While Duffy has touted the economy, Engebretson said people in the district are struggling.
"There’s a lot of people out there that are barely making ends meet. They’re worried they’re going to have health care," she said.
Regardless of the election outcome, Engebretson said people have mobilized around issues important to them since the 2016 presidential election.
"We have a lot of great people here and tomorrow’s another day," she said.
Looking back, Engebretson said she would’ve run the race differently, but she noted she has never run for political office before.
"I put everything out there so I’ll rest easy at night," she said. "I’m at peace with the results."
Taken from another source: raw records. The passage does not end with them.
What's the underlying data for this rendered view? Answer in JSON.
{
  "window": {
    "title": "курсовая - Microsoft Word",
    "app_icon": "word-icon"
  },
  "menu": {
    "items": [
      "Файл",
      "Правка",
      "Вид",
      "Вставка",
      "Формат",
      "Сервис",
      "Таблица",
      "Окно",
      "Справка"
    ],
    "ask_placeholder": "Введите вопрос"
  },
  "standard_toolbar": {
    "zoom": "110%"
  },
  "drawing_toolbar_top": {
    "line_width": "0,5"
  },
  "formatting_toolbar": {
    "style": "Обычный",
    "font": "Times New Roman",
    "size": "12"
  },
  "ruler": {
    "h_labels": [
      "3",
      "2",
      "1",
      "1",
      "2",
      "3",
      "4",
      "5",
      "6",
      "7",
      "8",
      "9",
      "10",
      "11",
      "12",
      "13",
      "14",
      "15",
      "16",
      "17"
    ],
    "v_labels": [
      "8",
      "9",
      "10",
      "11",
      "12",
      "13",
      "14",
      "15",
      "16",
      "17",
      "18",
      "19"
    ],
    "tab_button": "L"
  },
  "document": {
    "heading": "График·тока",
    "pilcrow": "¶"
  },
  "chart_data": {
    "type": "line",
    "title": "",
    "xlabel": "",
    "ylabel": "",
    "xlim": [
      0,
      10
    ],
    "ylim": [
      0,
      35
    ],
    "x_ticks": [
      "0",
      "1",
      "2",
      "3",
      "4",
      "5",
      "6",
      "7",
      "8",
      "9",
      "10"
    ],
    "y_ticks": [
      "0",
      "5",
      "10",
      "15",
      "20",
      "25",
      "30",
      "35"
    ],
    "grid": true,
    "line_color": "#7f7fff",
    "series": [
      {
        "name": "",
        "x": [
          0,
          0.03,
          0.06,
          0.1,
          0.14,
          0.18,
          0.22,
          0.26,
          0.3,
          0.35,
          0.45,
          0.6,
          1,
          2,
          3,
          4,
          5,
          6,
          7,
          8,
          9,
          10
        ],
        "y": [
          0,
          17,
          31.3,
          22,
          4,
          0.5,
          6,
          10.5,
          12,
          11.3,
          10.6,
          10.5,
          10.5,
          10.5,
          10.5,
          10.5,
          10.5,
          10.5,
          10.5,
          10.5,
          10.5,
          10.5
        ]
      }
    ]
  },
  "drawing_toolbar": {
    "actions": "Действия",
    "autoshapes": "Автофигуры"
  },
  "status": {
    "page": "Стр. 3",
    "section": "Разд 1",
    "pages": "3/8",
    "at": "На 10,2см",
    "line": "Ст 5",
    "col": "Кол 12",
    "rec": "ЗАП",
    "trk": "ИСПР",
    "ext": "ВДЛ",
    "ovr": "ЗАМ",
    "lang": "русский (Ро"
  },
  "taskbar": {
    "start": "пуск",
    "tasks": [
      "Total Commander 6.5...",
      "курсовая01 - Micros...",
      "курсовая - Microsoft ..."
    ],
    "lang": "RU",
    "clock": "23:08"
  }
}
Duffy and Engebretson represented a stark contrast on health care with the Republican congressman pushing for a free-market health care system while his challenger supported a Medicare for All health care model.
On immigration, Duffy said the United States needs to secure its border with Mexico whether through a wall or technology. Engebretson has pushed for a path to citizenship for the roughly 11 million immigrants living in the country illegally.
The two were also at odds on gun control, with Engebretson pushing for a ban on military-style assault weapons. Duffy has said a ban on military-style assault weapons would only hurt law-abiding citizens and their Second Amendment rights.
Editor's note: This story was last updated at 12: 23 a.m. Wednesday, Nov. 7, 2018, with comments from Margaret Engebretson.